Lines below that include the word "text" should each be copied.

==== Raw data ====

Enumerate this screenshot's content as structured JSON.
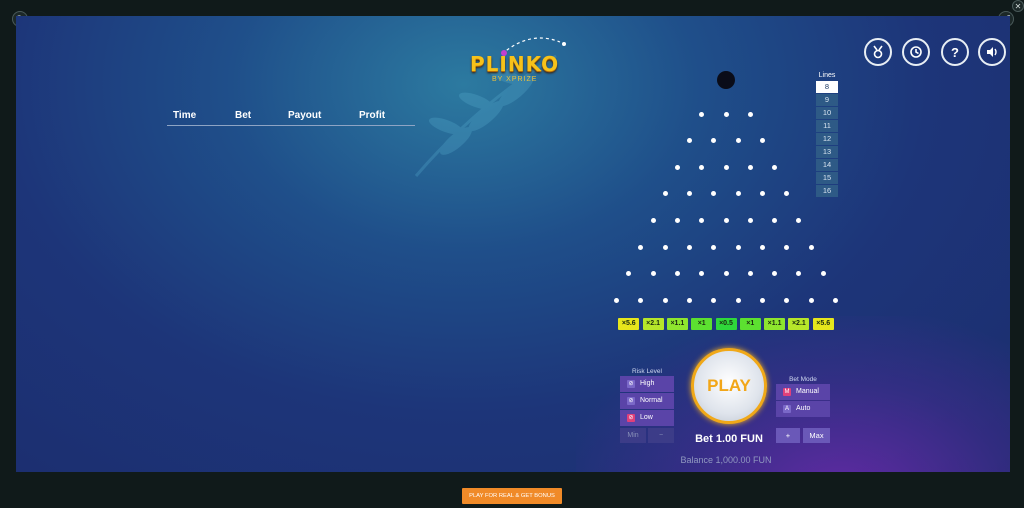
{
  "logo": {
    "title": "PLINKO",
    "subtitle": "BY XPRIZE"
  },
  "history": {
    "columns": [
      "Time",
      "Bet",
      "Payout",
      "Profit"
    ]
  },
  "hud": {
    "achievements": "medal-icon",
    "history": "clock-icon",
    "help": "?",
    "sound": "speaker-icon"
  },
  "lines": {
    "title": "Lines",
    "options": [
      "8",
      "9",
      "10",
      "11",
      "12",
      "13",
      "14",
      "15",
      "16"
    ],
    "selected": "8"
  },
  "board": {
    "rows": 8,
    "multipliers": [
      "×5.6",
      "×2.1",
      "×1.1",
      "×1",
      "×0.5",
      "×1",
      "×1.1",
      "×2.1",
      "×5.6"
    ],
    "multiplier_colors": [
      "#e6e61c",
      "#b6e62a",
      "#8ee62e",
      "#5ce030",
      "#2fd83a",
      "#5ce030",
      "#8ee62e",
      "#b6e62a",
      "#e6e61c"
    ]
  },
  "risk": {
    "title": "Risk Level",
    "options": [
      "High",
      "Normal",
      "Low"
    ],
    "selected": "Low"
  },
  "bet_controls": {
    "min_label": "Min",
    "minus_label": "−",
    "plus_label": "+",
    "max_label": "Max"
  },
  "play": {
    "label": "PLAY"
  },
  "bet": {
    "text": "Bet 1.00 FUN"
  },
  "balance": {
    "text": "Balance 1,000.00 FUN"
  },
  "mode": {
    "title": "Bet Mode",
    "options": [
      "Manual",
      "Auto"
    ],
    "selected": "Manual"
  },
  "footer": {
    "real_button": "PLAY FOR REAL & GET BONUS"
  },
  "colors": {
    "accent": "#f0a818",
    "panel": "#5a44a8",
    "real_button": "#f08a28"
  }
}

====
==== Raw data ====

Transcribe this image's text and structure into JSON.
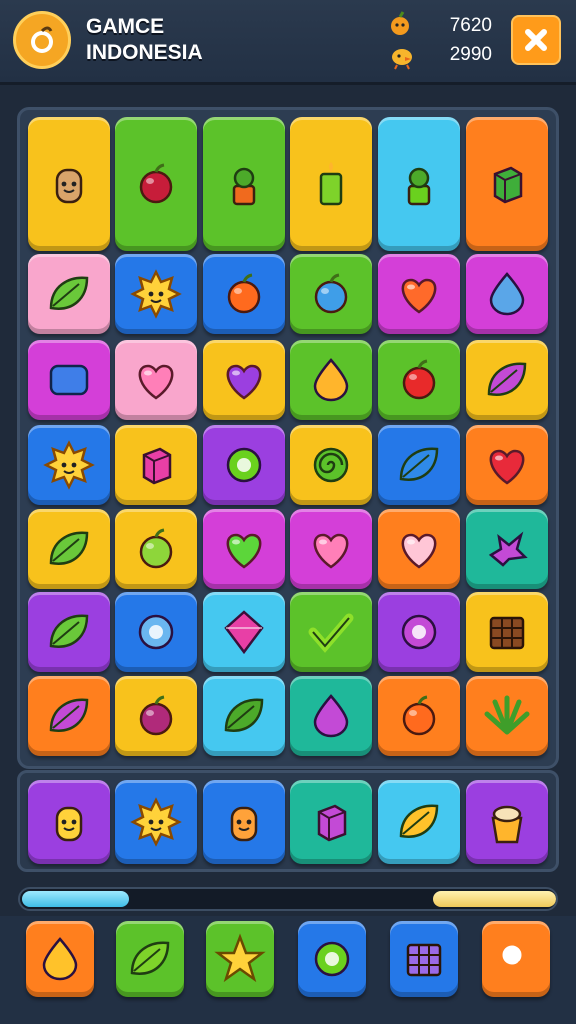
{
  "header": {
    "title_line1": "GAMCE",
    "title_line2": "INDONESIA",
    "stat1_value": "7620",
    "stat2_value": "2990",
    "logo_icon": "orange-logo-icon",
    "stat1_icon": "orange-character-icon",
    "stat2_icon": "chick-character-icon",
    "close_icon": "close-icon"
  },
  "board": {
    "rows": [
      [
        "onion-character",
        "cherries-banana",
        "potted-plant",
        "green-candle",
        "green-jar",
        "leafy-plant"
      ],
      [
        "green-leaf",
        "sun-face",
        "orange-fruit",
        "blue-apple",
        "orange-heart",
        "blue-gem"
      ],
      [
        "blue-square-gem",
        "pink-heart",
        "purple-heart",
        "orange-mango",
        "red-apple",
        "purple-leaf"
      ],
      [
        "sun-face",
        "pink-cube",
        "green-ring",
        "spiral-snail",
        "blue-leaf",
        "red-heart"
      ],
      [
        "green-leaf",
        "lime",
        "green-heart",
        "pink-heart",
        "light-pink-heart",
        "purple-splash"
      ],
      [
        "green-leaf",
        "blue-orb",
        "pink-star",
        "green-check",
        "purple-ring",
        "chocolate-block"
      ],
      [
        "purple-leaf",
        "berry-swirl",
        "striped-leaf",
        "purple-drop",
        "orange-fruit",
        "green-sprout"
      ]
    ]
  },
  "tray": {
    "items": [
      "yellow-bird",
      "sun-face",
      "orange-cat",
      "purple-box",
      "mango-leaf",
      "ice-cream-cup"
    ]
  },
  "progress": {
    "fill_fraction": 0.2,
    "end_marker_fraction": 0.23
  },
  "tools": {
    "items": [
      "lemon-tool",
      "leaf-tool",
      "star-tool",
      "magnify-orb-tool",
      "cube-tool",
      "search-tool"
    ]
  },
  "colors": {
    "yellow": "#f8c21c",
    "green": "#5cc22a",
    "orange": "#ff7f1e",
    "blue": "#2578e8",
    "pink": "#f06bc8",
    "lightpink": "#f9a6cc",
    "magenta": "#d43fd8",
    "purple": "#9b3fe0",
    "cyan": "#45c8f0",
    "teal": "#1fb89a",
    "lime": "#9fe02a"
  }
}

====
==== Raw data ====

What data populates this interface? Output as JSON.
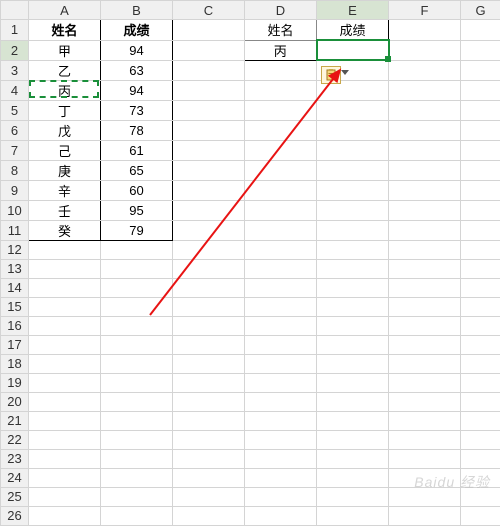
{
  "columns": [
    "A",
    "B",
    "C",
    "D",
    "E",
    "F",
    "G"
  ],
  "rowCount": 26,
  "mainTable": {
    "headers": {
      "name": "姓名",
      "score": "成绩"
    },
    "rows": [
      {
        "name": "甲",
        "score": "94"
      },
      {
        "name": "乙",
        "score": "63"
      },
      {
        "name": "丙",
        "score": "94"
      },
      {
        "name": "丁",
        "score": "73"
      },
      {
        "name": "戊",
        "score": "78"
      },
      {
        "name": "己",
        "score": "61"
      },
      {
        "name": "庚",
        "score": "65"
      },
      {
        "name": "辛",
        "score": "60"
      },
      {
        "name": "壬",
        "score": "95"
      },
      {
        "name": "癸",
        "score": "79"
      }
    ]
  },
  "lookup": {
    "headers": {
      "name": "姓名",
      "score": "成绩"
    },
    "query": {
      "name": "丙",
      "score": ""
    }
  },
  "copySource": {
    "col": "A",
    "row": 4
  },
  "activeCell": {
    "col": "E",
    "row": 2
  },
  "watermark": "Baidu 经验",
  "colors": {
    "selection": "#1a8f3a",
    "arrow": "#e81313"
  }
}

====

Result below:
    "text": "Bet 1.00 FUN"
    "text": "Balance 1,000.00 FUN"
Transcribe this image's text and structure into JSON.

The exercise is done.